Mealtime was always a feast at our house. I never knew that other people didn't eat this way until I went to college and watched how others would salivate when I brought back to the dorm bags of cooked food Mama had frozen and kept waiting for me when I visited home.

This food haul would continue through the years. At some point, Mama just started asking me what I wanted to eat, since it was a given she would be cooking for me. I always asked for Pork Indad.

Pork Indad is a Mangalorean and Goan dish. It is a sweet, hot pork curry that tastes so good it will make you want to cry. Mangaloreans eat it at Christmas and other holiday times. At our house, we ate it all the time. The picture above features Indad (the dish at the bottom), as cooked by Mama for Thankgiving 2009.  Below is Mama's recipe, cut and pasted from an email.

Pork Indad

1 pound pork
5 red chillies and 2 green chillies
1/2" ginger
1 teaspoon cumin seeds
2 medium or 1/1/2 big onions cut into pieces
10 peppercorns
2 cloves and 1/2 inch cinnamon
1 tablespoon full raisins or couple of dates
little tamarind
2 cloves garlic
1/2 teaspoon poppy seeds (kuskus)
few mint leaves
1/4 teaspoon turmeric

Grind all the dry ingredients in the coffee grinder. Put the onions in the blender first then put the wet ingredients like, garlic, ginger, green chillies, tamarind, raisins and mint leaves then put the dry ground ingredients. Grind it with vinegar adding little by little, about 3 tablespoons, if needed more liquid add little water (little at a time).

Cut the meat and put a little salt and keep it aside for about half an hour. Fry it in very little oil. In a pot put oil and cut 1/4 of an onion sliced, when it is brown add the masala and fry it on slow fire for a while stirring every now and then. Add about half a teaspoonful sugar. Once it is fried add the masala from the blender and add water to the consistency you want, bring it to a boil and then add the meat and salt, not too much since the meat already has some. Cook until the meat is tender. If you want to add the potatoes you can.

Good luck.

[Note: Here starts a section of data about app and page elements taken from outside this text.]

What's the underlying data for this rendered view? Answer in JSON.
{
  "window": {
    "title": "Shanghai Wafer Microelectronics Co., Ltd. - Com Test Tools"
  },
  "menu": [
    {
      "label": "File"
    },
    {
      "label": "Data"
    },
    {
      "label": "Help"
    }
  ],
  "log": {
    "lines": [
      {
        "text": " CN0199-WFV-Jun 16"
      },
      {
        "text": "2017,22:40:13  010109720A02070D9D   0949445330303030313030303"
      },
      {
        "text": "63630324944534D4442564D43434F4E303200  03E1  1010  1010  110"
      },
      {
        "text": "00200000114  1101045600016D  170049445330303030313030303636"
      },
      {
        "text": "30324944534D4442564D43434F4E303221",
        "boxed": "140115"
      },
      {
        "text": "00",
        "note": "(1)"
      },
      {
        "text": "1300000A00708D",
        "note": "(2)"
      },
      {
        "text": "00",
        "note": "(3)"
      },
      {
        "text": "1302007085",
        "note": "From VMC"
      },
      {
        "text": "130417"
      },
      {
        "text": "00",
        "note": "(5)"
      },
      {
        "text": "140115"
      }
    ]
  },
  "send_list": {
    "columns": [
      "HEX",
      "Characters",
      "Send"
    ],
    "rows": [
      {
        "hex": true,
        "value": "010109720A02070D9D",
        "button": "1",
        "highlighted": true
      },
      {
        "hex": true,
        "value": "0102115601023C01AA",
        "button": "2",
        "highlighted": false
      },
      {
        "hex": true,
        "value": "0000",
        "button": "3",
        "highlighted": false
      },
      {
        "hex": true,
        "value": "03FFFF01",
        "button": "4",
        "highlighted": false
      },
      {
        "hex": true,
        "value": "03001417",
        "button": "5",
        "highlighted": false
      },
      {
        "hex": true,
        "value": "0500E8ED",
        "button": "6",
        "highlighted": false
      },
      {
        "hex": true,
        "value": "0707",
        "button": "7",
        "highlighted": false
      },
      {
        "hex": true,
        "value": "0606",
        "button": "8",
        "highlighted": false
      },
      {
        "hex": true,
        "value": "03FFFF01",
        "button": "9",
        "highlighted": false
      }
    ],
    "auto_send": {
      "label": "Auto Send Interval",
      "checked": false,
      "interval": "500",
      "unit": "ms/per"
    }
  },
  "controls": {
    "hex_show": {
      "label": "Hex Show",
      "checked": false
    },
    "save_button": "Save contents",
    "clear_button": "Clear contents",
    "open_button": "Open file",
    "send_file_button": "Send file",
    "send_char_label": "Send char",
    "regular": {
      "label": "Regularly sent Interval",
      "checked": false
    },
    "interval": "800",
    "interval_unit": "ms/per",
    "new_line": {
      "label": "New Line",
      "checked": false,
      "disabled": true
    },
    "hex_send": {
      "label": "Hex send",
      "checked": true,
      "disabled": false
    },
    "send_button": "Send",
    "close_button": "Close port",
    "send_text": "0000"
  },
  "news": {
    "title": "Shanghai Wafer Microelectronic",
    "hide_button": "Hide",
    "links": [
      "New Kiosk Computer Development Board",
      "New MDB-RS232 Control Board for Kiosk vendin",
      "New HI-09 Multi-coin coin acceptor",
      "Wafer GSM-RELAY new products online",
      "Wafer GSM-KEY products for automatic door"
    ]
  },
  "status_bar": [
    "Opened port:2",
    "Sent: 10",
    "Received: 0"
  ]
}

What make coffee grinder did you get? (hopefully Braun)